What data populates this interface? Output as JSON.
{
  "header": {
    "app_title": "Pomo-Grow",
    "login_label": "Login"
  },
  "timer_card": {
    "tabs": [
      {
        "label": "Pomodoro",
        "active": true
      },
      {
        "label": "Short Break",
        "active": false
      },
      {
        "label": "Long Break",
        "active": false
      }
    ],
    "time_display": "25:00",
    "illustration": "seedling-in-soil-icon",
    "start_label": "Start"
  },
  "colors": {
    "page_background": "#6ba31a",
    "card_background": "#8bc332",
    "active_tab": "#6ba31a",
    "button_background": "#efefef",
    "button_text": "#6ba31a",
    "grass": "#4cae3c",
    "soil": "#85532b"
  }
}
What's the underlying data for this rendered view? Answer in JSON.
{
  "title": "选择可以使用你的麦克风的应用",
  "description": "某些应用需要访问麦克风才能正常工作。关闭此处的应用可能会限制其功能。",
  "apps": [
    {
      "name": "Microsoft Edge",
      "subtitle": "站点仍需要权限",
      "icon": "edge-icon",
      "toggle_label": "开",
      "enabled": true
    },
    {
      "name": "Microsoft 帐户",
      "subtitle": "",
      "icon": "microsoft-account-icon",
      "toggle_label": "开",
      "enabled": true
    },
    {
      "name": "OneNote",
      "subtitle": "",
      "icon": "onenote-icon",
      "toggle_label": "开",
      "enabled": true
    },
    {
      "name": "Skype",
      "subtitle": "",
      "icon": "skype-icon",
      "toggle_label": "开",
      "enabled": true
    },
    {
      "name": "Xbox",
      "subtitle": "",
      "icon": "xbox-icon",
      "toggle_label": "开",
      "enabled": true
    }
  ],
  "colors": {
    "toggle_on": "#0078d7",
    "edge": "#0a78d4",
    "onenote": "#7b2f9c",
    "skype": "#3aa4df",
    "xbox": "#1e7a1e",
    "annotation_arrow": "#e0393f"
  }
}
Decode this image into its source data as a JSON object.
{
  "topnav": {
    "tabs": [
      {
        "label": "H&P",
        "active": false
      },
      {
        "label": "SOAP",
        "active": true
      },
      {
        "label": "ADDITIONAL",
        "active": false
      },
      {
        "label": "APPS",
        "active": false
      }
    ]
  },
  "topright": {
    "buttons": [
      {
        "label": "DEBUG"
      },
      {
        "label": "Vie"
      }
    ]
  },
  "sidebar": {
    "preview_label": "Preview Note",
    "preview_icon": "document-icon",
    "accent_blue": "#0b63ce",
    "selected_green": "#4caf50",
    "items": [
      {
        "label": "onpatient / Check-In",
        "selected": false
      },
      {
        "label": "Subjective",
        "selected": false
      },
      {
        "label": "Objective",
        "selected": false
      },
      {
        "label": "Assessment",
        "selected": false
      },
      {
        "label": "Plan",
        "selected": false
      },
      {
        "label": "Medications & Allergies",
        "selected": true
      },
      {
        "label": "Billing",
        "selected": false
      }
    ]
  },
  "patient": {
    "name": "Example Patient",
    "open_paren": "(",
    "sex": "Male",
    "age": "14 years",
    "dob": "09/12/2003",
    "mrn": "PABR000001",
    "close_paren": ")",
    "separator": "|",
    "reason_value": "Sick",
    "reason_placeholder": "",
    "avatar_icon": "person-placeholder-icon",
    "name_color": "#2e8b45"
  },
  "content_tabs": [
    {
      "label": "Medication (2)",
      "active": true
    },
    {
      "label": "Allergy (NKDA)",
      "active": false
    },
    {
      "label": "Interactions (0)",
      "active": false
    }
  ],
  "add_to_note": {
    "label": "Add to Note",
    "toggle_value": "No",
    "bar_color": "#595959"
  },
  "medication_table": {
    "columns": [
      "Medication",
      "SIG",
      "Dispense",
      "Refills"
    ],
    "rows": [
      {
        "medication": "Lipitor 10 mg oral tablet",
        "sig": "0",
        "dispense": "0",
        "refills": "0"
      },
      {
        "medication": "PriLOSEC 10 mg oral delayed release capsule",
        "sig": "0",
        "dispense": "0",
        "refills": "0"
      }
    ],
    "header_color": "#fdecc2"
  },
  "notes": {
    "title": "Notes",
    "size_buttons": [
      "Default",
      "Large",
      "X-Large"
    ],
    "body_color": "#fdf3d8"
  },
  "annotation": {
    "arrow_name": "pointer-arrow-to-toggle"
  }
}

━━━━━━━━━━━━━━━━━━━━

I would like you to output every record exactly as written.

WORKED SOLUTION:
What data populates this interface? Output as JSON.
{
  "header": {
    "app_title": "Pomo-Grow",
    "login_label": "Login"
  },
  "timer_card": {
    "tabs": [
      {
        "label": "Pomodoro",
        "active": true
      },
      {
        "label": "Short Break",
        "active": false
      },
      {
        "label": "Long Break",
        "active": false
      }
    ],
    "time_display": "25:00",
    "illustration": "seedling-in-soil-icon",
    "start_label": "Start"
  },
  "colors": {
    "page_background": "#6ba31a",
    "card_background": "#8bc332",
    "active_tab": "#6ba31a",
    "button_background": "#efefef",
    "button_text": "#6ba31a",
    "grass": "#4cae3c",
    "soil": "#85532b"
  }
}
What's the underlying data for this rendered view? Answer in JSON.
{
  "title": "选择可以使用你的麦克风的应用",
  "description": "某些应用需要访问麦克风才能正常工作。关闭此处的应用可能会限制其功能。",
  "apps": [
    {
      "name": "Microsoft Edge",
      "subtitle": "站点仍需要权限",
      "icon": "edge-icon",
      "toggle_label": "开",
      "enabled": true
    },
    {
      "name": "Microsoft 帐户",
      "subtitle": "",
      "icon": "microsoft-account-icon",
      "toggle_label": "开",
      "enabled": true
    },
    {
      "name": "OneNote",
      "subtitle": "",
      "icon": "onenote-icon",
      "toggle_label": "开",
      "enabled": true
    },
    {
      "name": "Skype",
      "subtitle": "",
      "icon": "skype-icon",
      "toggle_label": "开",
      "enabled": true
    },
    {
      "name": "Xbox",
      "subtitle": "",
      "icon": "xbox-icon",
      "toggle_label": "开",
      "enabled": true
    }
  ],
  "colors": {
    "toggle_on": "#0078d7",
    "edge": "#0a78d4",
    "onenote": "#7b2f9c",
    "skype": "#3aa4df",
    "xbox": "#1e7a1e",
    "annotation_arrow": "#e0393f"
  }
}
Decode this image into its source data as a JSON object.
{
  "topnav": {
    "tabs": [
      {
        "label": "H&P",
        "active": false
      },
      {
        "label": "SOAP",
        "active": true
      },
      {
        "label": "ADDITIONAL",
        "active": false
      },
      {
        "label": "APPS",
        "active": false
      }
    ]
  },
  "topright": {
    "buttons": [
      {
        "label": "DEBUG"
      },
      {
        "label": "Vie"
      }
    ]
  },
  "sidebar": {
    "preview_label": "Preview Note",
    "preview_icon": "document-icon",
    "accent_blue": "#0b63ce",
    "selected_green": "#4caf50",
    "items": [
      {
        "label": "onpatient / Check-In",
        "selected": false
      },
      {
        "label": "Subjective",
        "selected": false
      },
      {
        "label": "Objective",
        "selected": false
      },
      {
        "label": "Assessment",
        "selected": false
      },
      {
        "label": "Plan",
        "selected": false
      },
      {
        "label": "Medications & Allergies",
        "selected": true
      },
      {
        "label": "Billing",
        "selected": false
      }
    ]
  },
  "patient": {
    "name": "Example Patient",
    "open_paren": "(",
    "sex": "Male",
    "age": "14 years",
    "dob": "09/12/2003",
    "mrn": "PABR000001",
    "close_paren": ")",
    "separator": "|",
    "reason_value": "Sick",
    "reason_placeholder": "",
    "avatar_icon": "person-placeholder-icon",
    "name_color": "#2e8b45"
  },
  "content_tabs": [
    {
      "label": "Medication (2)",
      "active": true
    },
    {
      "label": "Allergy (NKDA)",
      "active": false
    },
    {
      "label": "Interactions (0)",
      "active": false
    }
  ],
  "add_to_note": {
    "label": "Add to Note",
    "toggle_value": "No",
    "bar_color": "#595959"
  },
  "medication_table": {
    "columns": [
      "Medication",
      "SIG",
      "Dispense",
      "Refills"
    ],
    "rows": [
      {
        "medication": "Lipitor 10 mg oral tablet",
        "sig": "0",
        "dispense": "0",
        "refills": "0"
      },
      {
        "medication": "PriLOSEC 10 mg oral delayed release capsule",
        "sig": "0",
        "dispense": "0",
        "refills": "0"
      }
    ],
    "header_color": "#fdecc2"
  },
  "notes": {
    "title": "Notes",
    "size_buttons": [
      "Default",
      "Large",
      "X-Large"
    ],
    "body_color": "#fdf3d8"
  },
  "annotation": {
    "arrow_name": "pointer-arrow-to-toggle"
  }
}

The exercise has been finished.